In July 2020, Laurent Duvernay-Tardif sent shockwaves through the sports world by becoming the first NFL player to opt out of the upcoming season during the global pandemic
As plans for the 2020 NFL season ramped up and daily cases of Covid-19 continued to skyrocket, Laurent Duvernay-Tardif, a fixture on the offensive line of the Kansas City Chiefs, stepped away from the game he loved. Not only an active player but also a medical school graduate, Laurent withdrew when he realized that continuing to play—and potentially spreading the virus—was antithetical to everything he believed in. For the first time in his remarkable career, Laurent couldn’t reconcile his twin passions of football and medicine, and with his team’s Super Bowl win only months behind him, found himself on the front lines of the pandemic, working in a long-term care facility in Quebec.
But that was just the beginning of the story. As Laurent settled into his new reality, he quickly came up against a severe Covid outbreak in his hospital unit. Meanwhile, his team, the Kansas City Chiefs, entered the playoffs as the favorites to repeat as champions in a season that saw countless games postponed due to league-wide outbreaks, including one on his own offensive line.

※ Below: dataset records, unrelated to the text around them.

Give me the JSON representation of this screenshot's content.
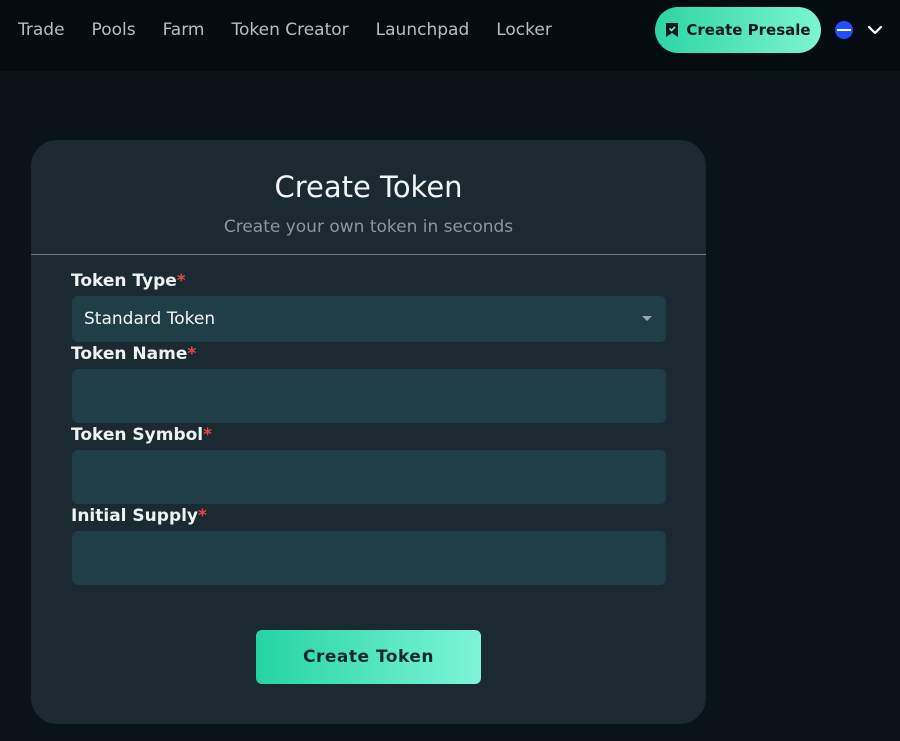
{
  "nav": {
    "items": [
      {
        "label": "Trade"
      },
      {
        "label": "Pools"
      },
      {
        "label": "Farm"
      },
      {
        "label": "Token Creator"
      },
      {
        "label": "Launchpad"
      },
      {
        "label": "Locker"
      }
    ],
    "presale_button": {
      "label": "Create Presale",
      "icon": "presale-tag-icon"
    },
    "chain_icon": "network-chain-icon",
    "chevron_icon": "chevron-down-icon"
  },
  "form": {
    "title": "Create Token",
    "subtitle": "Create your own token in seconds",
    "required_mark": "*",
    "token_type": {
      "label": "Token Type",
      "value": "Standard Token"
    },
    "token_name": {
      "label": "Token Name",
      "value": "",
      "placeholder": ""
    },
    "token_symbol": {
      "label": "Token Symbol",
      "value": "",
      "placeholder": ""
    },
    "initial_supply": {
      "label": "Initial Supply",
      "value": "",
      "placeholder": ""
    },
    "submit_label": "Create Token"
  },
  "colors": {
    "accent_start": "#25d4a2",
    "accent_end": "#7cf5d6",
    "required": "#e5484d",
    "card_bg": "#1b2a31",
    "field_bg": "#1f3e46"
  }
}
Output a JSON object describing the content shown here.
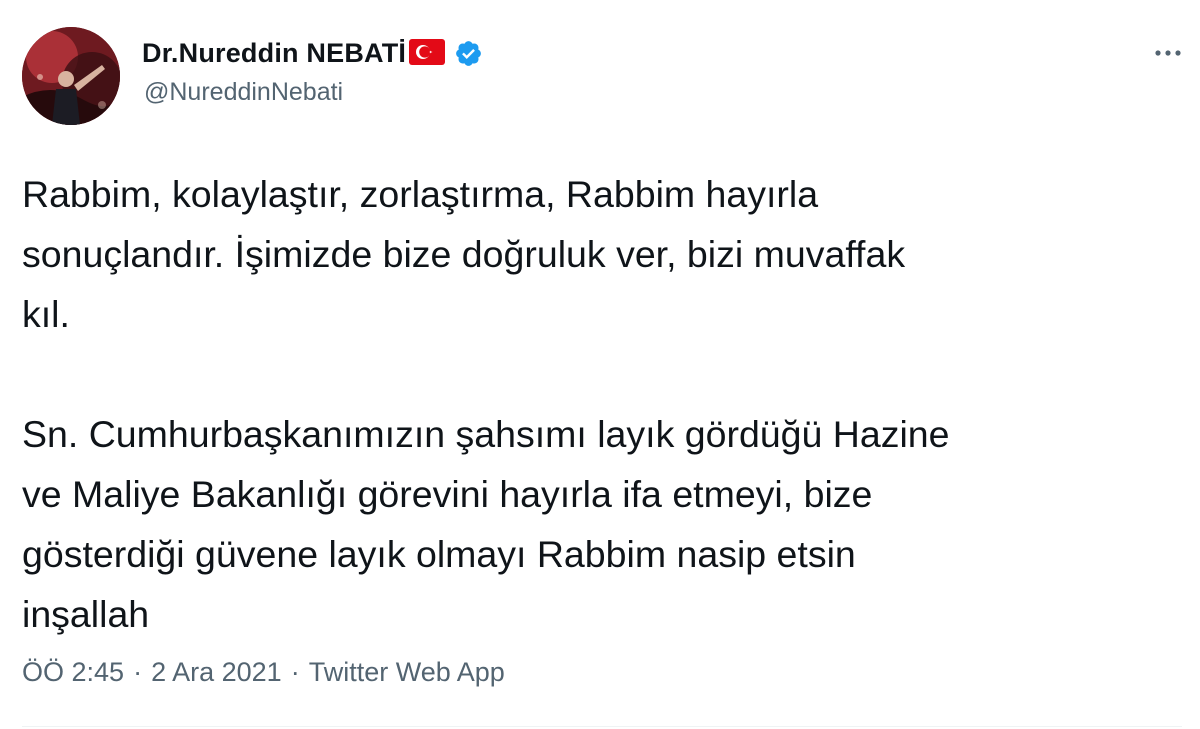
{
  "author": {
    "display_name": "Dr.Nureddin NEBATİ",
    "handle": "@NureddinNebati",
    "verified": true,
    "flag": "turkey-flag-icon"
  },
  "tweet": {
    "paragraph_1": "Rabbim, kolaylaştır, zorlaştırma, Rabbim hayırla\nsonuçlandır. İşimizde bize doğruluk ver, bizi muvaffak\nkıl.",
    "paragraph_2": "Sn. Cumhurbaşkanımızın şahsımı layık gördüğü Hazine\nve Maliye Bakanlığı görevini hayırla ifa etmeyi, bize\ngösterdiği güvene layık olmayı Rabbim nasip etsin\ninşallah"
  },
  "meta": {
    "time": "ÖÖ 2:45",
    "separator": "·",
    "date": "2 Ara 2021",
    "source": "Twitter Web App"
  },
  "colors": {
    "text": "#0f1419",
    "secondary": "#536471",
    "verified": "#1d9bf0",
    "flag_red": "#e30a17"
  },
  "icons": {
    "more": "more-horizontal-icon",
    "verified": "verified-badge-icon"
  }
}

From the incredible highs of winning the Super Bowl to the burnout of working as an orderly, Red Zone takes readers inside Laurent’s life as he grapples with his roles of medical professional and NFL football player during a global pandemic. But this captivating memoir also reveals Laurent’s remarkable personal story, detailing how his insatiable curiosity and solid work ethic led him from his family’s bakery in Montreal to his role as one of the most fascinating and accomplished people in professional sports.
About the author
LAURENT DUVERNAY-TARDIF, a right guard for the New York Jets, is the only active NFL player with a medical degree. In 2018, one year after becoming the fourth?highest paid guard in NFL history, he graduated from McGill University. As a fixture on the offensive line, Laurent was an integral part of the Kansas City Chiefs’ Super Bowl 2020 win. Just months after this victory, in the midst of the Covid-19 pandemic, he stepped away from football to work as an orderly at a long-term care facility in the Montreal area. For his remarkable accomplishments on and off the field, Laurent was named co-winner of the Lou Marsh Trophy for top Canadian male athlete and co-recipient of the Sports Illustrated Sportsperson of the Year award. He also received the Muhammad Ali Sports Humanitarian Award. His scrubs and lab coat are on display in the Pro Football Hall of Fame.